To demonstrate this phenomenon, the study uses the example of a page about making satay sauce. The page ranks number one for the term “Indonesian Satay Sauce,” even through that exact phrase never appears anywhere on the page. The page does, however, go into great detail about the sauce, including a history, recipe, nutrition facts and descriptions about how the sauce is used.

The study also confirms the finding of several other groups with regard to page length: longer content tends to rank better. In this sample, the average length of the content on the first page of Google's results was 1,890 words. Google is looking to return results that provide actual value to users, and the algorithm seems to be determining that long, in-depth pieces are most useful.

Attorney Tip: Diversify your content and provide helpful information, not just a sales pitch.

Obviously, your firm's website needs to convince people to call you, so it will contain sales language in the form of your experience, history, philosophy and representative case studies. In addition to these items, Google is looking for informational content.

Try adding long-form pages to your site that cover a single topic in-depth. Include graphics, statistics and facts relevant to the area of practice you are covering. Discuss similar cases that help put the law into perspective for visitors. When writing content, try to ignore your keywords and put quality first. If you provide real insight into a topic, Google will value that more highly than it would a page you managed to cram “personal injury lawyer” into 10 times.
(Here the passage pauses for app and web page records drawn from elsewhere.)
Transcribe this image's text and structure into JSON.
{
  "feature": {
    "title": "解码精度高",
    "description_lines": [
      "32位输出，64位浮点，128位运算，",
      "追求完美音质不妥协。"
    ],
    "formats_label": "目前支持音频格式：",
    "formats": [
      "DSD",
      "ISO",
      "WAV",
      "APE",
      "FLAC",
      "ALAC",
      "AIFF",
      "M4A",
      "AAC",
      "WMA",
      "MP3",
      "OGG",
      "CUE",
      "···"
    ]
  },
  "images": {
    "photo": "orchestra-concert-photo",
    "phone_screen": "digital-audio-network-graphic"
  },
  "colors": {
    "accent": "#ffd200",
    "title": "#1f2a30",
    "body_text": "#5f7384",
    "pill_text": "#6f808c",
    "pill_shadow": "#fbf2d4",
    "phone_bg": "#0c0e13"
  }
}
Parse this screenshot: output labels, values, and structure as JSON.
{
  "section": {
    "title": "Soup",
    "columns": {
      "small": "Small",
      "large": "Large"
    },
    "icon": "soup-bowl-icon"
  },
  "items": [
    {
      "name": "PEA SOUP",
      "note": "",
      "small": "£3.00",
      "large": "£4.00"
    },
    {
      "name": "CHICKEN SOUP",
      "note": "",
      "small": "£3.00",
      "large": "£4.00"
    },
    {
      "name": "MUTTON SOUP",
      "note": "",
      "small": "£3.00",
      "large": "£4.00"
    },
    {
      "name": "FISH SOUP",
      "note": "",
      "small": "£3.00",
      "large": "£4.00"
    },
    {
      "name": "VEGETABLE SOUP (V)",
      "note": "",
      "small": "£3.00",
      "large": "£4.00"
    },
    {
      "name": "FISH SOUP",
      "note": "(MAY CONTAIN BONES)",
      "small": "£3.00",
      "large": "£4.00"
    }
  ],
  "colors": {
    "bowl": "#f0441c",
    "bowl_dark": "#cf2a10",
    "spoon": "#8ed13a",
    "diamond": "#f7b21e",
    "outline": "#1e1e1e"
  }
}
Schema is not as important as advertised

Schema markup is a semantic vocabulary that can be added to code to help search engines display rich results. Schema markup describes things like an event, a review or an organization by adding small lines of code to a page that tells a search engine what type of content is on that page.

Schema markup has received a lot of buzz as a way to boost search rankings. The theory was that search engines found the descriptive code to be valuable and would reward sites that use it. According to this study, however, there is no correlation between the use of schema markup and search placement.

Attorney Tip: Schema markup may not help your pages rank higher, but it can influence whether or not a searcher chooses to click on your result. Results that are well-formatted and contain items like images, video or reviews stand out and may influence searchers to choose your listing over a competitor's. Include schema markup if appropriate, but do not rely on it to improve rankings.

Images help... to a point

The study found a strong correlation between pages that contain at least one image and search rankings. Pages with at least one image ranked noticeably higher than those with none. However, the return diminishes after one picture. Pages containing many images did not perform any better than those with only one. Posts on blogs and social media that use images receive more shares, and according to this study images also help with a page's ranking.

Attorney Tip: Invest in a portfolio of high-quality images of your attorneys, staff and offices. Also consider purchasing stock to supplement your portfolio and add interest. People are visual creatures. Humans are biologically wired to judge based on appearance, no matter how neutral we may attempt to be. Studies have also shown that visitors are more likely to trust and relate to pages that contain pictures of the actual attorneys with whom they will be working. Using the right images can help with both SEO and conversion.

Load times matter

Google considers page load speed to be an aspect of a site's user-friendliness. Sites that load slowly are cumbersome to users, especially those on mobile devices. This study confirmed what Google has been implying about site speed: pages that load more quickly tend to rank better. In fact, pages on fast-loading sites also significantly out perform pages on slow-loading sites.

Attorney Tip: Optimize your pages for maximum speed. Compress all images for web use and host large files like audio and video off-site. Create responsive pages that display information strategically based on the user's device. You may also want to ask your development team to use Google's PageSpeed Insights tool, which provides a speed score and a list of tips on how to improve a page's load time.